The State of India’s Birds 2020 Report was recently released at the 13th COP Convention on the Conservation of Migratory Species of Wild Animals, Gandhinagar, Gujarat. The report has been prepared with the help of a massive database of more than 10 million observations uploaded by 15,000 birdwatchers on the ‘e-bird’ platform.
It is India’s first of its kind report that highlights observations by birdwatchers form the basis of the analyses. The project was started in May 2018 as a means to collect the actual data of birds in India. The final report was released on February 17, 2020, at 13th COP to the convention on migratory species held in Gujarat.
Key Highlights of Report
• The report suggests that about 867 birds were assessed which made it clear that almost all the species are declining.
• The report categorises 101 species as of High Conservation Concern, 59 based on their range size and abundance trends, and an additional 42 based on their IUCN Red List status.
• According to the report, India has witnessed a big decline in migratory shorebirds, raptors, Indian Vulture, Large-billed Lea Warbler, Curlew Sandpiper, Richard’s Pipit and While-rumped Vulture.

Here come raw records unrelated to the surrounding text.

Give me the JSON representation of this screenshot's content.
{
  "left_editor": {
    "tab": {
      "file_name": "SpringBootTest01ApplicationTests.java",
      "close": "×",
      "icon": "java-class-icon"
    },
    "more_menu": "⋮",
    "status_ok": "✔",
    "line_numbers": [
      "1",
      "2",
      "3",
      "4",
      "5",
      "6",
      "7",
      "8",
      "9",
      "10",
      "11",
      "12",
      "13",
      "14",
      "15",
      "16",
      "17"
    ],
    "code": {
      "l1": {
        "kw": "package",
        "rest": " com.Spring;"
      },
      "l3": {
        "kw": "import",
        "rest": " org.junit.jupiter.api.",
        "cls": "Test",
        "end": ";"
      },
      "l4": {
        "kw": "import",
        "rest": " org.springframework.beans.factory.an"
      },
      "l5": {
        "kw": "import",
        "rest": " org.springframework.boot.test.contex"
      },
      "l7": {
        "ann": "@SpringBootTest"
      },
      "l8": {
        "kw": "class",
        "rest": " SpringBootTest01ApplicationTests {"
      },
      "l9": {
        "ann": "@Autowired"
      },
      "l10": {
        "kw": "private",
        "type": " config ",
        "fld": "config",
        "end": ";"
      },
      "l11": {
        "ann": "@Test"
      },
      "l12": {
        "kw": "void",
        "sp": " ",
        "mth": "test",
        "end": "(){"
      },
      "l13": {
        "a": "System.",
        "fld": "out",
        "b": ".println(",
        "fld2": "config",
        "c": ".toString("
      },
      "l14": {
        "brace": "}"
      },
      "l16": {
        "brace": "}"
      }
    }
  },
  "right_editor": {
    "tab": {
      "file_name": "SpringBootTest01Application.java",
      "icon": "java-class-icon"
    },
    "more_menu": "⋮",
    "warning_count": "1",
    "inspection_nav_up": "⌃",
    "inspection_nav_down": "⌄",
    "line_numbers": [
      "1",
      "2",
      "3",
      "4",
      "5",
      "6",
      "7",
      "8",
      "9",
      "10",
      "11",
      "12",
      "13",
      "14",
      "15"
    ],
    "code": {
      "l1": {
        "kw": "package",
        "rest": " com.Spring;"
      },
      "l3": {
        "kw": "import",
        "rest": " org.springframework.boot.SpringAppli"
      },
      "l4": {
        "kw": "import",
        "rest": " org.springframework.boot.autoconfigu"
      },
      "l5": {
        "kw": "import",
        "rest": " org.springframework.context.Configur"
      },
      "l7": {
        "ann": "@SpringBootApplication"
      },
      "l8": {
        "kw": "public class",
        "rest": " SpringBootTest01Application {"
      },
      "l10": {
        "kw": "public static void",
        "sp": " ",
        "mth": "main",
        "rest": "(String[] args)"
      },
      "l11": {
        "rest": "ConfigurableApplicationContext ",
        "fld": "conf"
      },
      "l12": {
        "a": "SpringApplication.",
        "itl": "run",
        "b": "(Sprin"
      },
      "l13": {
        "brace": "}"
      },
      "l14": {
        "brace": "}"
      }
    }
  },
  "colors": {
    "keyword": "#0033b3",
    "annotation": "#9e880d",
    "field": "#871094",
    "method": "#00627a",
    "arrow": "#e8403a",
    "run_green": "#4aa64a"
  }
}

• The report also highlights that some species have increased in numbers such as Glossy Ibis, Rosy Starling, Ashy Prinia, and Feral Pigeon.
• Birds were divided into different categories – 101 birds as a high concern, 319 birds as moderate concern and 442 birds as low concern species.
Growth of Indian Peacock
The State of India’s Birds 2020 Report said that numbers of Indian Peacock have increased. The report also highlights that good growth has been observed in Indian Peacock’s population. Indian Peacock has also mentioned as the species of ‘least concern’ on the IUCN list.
Status of House Sparrow
The report said that the number of India’s domestic or house sparrow has decreased in large cities but almost stable overall. House Sparrow is a commonly found birth across the country. It can be seen in small towns, villages also in markets. Its population is currently stable but more attention is required. The report said that there are certain reasons for decreasing numbers of house sparrows such as lack of suitable nesting sites and lack of insect (a key part of sparrow’s diet) population.
The report suggests that it is important to promote collaborations between public initiatives and researchers. It also suggests that the government should support the monitoring and conservation efforts by citizens and researchers. The report also suggests that there should be a dedicated fund for high concern species so that scientists and researchers can save those birds.